This is one of those CDs that should be given the same treatment as a good novel. While it’s a perfect disc to spin during a gathering with your best kinfolk, it should also be heard on your lonesome at some point; take a long drive through the country with it. Only then can you really absorb all of the nuances and the story telling that made it such a great performance.
Recorded during 1994's Telluride Bluegrass Festival, this is a set of music worth owning. Peter Rowan (lead vocals/guitar) and his band (call them friends) know how to bring a pure bluegrass sound while slipping through unpredictable side streets.
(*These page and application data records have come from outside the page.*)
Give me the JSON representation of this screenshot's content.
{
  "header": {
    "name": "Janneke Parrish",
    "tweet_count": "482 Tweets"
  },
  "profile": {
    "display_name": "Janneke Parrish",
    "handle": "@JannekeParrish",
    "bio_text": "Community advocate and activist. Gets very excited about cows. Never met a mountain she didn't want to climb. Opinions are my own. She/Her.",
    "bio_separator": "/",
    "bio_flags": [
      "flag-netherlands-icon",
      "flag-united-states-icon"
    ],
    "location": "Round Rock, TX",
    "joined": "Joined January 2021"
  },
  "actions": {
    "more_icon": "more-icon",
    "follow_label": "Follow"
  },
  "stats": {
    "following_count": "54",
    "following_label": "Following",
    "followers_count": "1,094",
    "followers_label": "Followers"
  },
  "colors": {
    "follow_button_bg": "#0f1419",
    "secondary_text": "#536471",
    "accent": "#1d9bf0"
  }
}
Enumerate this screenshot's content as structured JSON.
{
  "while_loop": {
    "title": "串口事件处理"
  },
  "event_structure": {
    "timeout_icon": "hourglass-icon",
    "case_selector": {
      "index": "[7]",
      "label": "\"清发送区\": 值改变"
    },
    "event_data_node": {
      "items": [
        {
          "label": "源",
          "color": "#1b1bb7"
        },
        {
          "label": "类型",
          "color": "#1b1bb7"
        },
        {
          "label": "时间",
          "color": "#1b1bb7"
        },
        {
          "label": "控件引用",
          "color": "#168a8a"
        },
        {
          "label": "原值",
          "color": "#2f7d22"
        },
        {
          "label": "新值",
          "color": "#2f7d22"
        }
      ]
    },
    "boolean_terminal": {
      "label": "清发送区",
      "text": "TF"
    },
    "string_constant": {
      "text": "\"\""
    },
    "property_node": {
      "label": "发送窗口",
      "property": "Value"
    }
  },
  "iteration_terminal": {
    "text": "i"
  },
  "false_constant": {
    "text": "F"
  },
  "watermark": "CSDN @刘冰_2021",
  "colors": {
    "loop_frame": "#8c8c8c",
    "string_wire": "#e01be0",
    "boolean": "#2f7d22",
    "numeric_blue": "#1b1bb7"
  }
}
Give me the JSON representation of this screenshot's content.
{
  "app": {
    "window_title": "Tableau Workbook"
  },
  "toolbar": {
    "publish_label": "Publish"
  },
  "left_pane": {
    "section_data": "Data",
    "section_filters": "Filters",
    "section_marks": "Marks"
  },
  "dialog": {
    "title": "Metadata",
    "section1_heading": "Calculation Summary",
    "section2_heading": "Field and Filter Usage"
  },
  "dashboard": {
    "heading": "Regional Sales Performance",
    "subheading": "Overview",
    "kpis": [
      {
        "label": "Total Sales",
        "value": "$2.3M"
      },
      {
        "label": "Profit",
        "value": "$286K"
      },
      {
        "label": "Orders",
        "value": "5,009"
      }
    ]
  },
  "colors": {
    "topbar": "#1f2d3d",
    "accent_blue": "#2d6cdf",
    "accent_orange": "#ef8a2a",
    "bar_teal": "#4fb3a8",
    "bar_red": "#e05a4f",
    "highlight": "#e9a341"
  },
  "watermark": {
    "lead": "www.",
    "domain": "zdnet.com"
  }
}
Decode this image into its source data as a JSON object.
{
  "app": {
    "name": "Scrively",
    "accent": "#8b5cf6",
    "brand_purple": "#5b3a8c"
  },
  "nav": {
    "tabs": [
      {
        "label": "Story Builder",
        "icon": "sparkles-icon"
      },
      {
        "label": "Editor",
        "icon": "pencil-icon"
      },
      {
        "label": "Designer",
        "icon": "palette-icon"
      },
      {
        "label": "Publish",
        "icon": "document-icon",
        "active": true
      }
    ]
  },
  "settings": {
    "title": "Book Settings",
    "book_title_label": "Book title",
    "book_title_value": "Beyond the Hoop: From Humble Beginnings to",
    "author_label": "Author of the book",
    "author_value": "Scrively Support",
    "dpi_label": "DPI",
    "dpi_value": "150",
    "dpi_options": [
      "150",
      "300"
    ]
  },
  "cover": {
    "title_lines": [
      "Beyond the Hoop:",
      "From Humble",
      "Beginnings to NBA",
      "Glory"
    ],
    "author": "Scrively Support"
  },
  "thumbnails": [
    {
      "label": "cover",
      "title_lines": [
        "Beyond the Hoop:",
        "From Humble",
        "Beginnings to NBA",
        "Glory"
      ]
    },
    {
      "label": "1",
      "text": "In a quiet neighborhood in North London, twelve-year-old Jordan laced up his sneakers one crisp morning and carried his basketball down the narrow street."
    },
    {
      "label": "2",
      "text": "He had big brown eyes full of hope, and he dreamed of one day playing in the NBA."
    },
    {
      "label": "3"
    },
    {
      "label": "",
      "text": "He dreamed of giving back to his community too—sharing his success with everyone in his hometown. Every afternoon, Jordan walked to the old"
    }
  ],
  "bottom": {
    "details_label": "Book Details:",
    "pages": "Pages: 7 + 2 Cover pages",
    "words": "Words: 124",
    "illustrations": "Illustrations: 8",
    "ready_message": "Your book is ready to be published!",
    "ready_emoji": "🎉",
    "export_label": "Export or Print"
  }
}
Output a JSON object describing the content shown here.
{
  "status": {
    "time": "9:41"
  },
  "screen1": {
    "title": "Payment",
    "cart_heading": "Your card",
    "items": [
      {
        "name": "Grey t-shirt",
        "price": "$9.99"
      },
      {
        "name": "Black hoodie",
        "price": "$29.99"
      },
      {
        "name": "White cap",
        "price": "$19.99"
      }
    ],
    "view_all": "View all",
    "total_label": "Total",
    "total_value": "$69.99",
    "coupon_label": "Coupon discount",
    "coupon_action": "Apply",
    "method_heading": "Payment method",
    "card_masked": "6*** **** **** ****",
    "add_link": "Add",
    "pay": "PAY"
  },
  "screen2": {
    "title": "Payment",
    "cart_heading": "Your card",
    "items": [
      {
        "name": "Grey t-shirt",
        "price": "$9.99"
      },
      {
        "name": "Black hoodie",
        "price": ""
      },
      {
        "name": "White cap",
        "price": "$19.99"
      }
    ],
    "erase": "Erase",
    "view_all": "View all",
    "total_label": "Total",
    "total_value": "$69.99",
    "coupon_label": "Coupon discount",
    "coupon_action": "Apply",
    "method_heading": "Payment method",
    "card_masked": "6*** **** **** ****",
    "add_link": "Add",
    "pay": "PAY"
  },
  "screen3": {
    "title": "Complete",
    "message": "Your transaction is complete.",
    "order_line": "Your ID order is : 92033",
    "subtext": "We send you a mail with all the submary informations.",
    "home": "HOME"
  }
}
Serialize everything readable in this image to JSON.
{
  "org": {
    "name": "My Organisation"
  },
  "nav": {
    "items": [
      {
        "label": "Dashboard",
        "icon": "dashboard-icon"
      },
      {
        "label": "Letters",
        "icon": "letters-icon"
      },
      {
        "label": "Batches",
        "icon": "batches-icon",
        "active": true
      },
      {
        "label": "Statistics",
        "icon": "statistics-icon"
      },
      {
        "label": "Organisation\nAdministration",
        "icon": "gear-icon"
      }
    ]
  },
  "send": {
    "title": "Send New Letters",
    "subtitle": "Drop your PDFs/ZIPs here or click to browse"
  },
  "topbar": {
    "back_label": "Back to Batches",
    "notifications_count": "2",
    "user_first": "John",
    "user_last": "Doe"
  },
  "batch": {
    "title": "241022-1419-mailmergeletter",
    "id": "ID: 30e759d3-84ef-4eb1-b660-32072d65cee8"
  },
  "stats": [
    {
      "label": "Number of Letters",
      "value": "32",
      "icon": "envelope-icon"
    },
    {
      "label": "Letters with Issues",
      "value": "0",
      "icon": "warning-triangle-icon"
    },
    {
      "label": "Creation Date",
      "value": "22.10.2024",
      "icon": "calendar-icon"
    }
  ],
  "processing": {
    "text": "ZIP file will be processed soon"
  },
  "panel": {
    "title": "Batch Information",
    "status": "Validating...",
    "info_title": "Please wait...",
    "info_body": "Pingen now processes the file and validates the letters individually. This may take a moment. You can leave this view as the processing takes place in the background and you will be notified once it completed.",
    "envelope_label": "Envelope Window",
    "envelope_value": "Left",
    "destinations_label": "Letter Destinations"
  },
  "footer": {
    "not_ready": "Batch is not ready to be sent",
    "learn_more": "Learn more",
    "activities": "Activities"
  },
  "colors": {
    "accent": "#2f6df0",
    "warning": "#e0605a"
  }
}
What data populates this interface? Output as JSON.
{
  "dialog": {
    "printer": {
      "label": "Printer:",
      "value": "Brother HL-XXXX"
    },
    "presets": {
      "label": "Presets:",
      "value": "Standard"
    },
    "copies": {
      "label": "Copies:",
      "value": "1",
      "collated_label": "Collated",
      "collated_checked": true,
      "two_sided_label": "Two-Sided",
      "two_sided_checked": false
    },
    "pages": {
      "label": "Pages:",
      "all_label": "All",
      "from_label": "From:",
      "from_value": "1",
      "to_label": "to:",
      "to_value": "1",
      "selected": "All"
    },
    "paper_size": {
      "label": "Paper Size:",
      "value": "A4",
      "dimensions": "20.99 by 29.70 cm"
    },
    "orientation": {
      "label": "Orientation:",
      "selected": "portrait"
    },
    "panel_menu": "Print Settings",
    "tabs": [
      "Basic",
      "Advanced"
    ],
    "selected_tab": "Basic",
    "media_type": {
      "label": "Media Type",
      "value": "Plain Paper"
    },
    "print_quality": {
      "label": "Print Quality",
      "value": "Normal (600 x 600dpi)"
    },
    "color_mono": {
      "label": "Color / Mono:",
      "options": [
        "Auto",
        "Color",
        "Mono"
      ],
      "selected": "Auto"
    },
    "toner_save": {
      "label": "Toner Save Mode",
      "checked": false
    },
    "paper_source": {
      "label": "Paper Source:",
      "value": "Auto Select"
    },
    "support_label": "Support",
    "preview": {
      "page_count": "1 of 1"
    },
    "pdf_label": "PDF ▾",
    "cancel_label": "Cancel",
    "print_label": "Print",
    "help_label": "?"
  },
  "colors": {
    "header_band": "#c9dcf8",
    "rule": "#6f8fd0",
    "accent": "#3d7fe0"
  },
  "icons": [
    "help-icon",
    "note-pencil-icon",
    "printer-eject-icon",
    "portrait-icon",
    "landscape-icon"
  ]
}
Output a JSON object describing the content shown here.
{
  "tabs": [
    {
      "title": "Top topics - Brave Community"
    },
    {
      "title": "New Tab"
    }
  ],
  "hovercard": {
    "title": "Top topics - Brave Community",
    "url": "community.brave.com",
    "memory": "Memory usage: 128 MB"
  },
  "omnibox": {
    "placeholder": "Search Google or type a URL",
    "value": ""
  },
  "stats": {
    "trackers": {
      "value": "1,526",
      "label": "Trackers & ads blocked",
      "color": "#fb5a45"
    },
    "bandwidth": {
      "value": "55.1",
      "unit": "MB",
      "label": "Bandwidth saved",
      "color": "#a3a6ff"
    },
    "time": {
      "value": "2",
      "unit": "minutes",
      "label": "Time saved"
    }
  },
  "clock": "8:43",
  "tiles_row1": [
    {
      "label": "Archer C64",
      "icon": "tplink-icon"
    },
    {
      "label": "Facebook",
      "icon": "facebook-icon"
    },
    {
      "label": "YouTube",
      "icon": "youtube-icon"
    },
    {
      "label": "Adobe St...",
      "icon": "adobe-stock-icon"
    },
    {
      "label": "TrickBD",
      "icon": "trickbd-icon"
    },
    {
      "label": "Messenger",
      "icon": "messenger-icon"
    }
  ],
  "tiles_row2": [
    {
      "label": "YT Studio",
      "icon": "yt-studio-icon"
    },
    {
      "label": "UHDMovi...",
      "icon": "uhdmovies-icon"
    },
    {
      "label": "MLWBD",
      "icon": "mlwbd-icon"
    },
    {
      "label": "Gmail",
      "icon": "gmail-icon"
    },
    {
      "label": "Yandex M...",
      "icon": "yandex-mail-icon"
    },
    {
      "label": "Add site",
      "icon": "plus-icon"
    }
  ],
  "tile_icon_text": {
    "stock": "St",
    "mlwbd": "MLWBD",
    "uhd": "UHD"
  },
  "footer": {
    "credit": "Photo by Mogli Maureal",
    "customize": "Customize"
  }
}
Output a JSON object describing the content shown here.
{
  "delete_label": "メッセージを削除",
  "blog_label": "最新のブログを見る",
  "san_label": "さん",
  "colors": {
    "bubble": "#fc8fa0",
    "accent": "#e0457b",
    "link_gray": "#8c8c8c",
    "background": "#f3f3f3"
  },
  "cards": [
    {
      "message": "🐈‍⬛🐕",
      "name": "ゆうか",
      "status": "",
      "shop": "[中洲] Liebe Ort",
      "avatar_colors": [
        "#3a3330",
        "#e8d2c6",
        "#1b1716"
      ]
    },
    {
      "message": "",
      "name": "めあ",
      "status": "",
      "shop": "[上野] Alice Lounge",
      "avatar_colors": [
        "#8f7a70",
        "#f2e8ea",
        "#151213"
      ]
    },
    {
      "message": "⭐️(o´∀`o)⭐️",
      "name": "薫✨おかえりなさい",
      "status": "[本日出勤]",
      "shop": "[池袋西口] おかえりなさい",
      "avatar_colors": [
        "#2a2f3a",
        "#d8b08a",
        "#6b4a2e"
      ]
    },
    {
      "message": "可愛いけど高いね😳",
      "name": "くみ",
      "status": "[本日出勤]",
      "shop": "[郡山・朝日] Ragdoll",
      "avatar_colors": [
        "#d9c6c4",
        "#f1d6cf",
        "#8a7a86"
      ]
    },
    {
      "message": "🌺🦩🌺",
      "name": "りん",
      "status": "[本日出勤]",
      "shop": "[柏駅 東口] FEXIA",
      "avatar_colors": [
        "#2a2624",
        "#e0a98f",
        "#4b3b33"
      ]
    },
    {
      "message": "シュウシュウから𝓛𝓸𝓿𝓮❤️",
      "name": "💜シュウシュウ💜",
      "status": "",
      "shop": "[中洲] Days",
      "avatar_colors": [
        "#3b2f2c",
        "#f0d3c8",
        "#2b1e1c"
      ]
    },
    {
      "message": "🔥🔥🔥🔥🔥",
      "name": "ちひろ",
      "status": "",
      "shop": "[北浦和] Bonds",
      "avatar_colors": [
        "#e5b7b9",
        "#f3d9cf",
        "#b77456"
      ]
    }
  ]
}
Not to skirt Rowan's band mates, as they are masters of their crafts, they including the legendary singer and mandolin/fiddle player Sam Bush (Newgrass Revival), singer and dobro player Jerry Douglas (Union Station), upright bassist Viktor Krauss (Lyle Lovett), percussionist Kester Smith (Taj Mahal) and drummer Larry Atamanuik (Union Station). This fine recording of a day gone right, 12 years past, is just now being released, but it's better late than never.

Peter Rowan wrote or co-wrote all of the songs on this CD, except the Vincent Ford tune Bob Marley made famous, "No Woman No Cry," which is given a special interpreted significance here, making it one to hear amongst the thousands of interpretations in existence. It's certainly not the same old thing, with the percussion skipping into just right places and all of the strings lending a joyous sound. "Deal With the Devil" tells a familiar story of a handshake gone bad, "The Walls of Time" (Co-written by Bill Monroe) addresses the movement that takes all things away, the oft-covered "Panama Red" ambles in for a 10min 38 sec romp and the upbeat "Rainmaker," even in its story of urgent need for some H2O, is a foot stomper.

Out of "Land of the Navajo" flows the song called "Ancient Tones," one of my favorites here. The music starts solemnly, but strong (Krauss is a constant drive), with Native American singing pouring overhead as Bush fiddles up a storm, Douglas and Rowan swinging right along. "Ancient Tones" is an exemplary exercise in tension and release, truly a perfect closer to a top-notch set of music and just another reason to hear this one.

- Jeremy Sanchez